__ACTION ITEM__. Copy all lines containing the string "shared" from the records below.

[Records excerpted from a collection]
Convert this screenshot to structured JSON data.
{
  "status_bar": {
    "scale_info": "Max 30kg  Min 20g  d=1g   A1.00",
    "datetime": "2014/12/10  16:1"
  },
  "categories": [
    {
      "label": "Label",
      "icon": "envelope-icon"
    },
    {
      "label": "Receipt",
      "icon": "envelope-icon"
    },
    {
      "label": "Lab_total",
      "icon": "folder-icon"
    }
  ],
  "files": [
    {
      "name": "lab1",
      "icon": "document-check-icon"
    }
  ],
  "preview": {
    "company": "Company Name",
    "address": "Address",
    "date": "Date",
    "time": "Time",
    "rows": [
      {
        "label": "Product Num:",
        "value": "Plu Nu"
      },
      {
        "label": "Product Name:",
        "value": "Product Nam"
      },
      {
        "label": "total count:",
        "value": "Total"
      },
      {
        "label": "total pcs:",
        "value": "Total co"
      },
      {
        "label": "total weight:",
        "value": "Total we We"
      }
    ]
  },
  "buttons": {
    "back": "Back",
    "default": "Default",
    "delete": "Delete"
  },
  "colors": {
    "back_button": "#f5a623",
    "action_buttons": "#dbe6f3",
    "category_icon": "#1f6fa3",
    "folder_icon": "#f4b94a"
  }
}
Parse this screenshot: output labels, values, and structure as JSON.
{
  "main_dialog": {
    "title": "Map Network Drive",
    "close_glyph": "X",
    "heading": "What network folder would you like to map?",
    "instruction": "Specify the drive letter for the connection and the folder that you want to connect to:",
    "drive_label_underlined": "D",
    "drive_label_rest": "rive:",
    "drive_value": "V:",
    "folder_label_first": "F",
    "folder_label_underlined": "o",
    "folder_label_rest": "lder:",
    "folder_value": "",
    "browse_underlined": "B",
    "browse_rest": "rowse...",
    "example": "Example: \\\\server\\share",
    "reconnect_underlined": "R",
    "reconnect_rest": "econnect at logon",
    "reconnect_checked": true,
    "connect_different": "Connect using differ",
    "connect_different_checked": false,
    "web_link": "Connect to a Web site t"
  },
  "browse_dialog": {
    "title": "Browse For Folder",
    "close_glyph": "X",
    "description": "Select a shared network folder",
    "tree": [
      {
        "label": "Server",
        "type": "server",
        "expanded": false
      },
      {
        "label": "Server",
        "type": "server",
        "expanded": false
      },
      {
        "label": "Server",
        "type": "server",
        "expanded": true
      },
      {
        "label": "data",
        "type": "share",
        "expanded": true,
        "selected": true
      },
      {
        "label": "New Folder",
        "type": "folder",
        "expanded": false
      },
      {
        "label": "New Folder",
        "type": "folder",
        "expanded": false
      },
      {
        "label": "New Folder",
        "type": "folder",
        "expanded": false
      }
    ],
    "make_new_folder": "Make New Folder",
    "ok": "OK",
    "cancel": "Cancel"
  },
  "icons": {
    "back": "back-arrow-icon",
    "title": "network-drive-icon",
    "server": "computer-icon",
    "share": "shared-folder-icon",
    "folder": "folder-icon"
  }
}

__FINISHED TASK__.
    "description": "Select a shared network folder",
    "share": "shared-folder-icon",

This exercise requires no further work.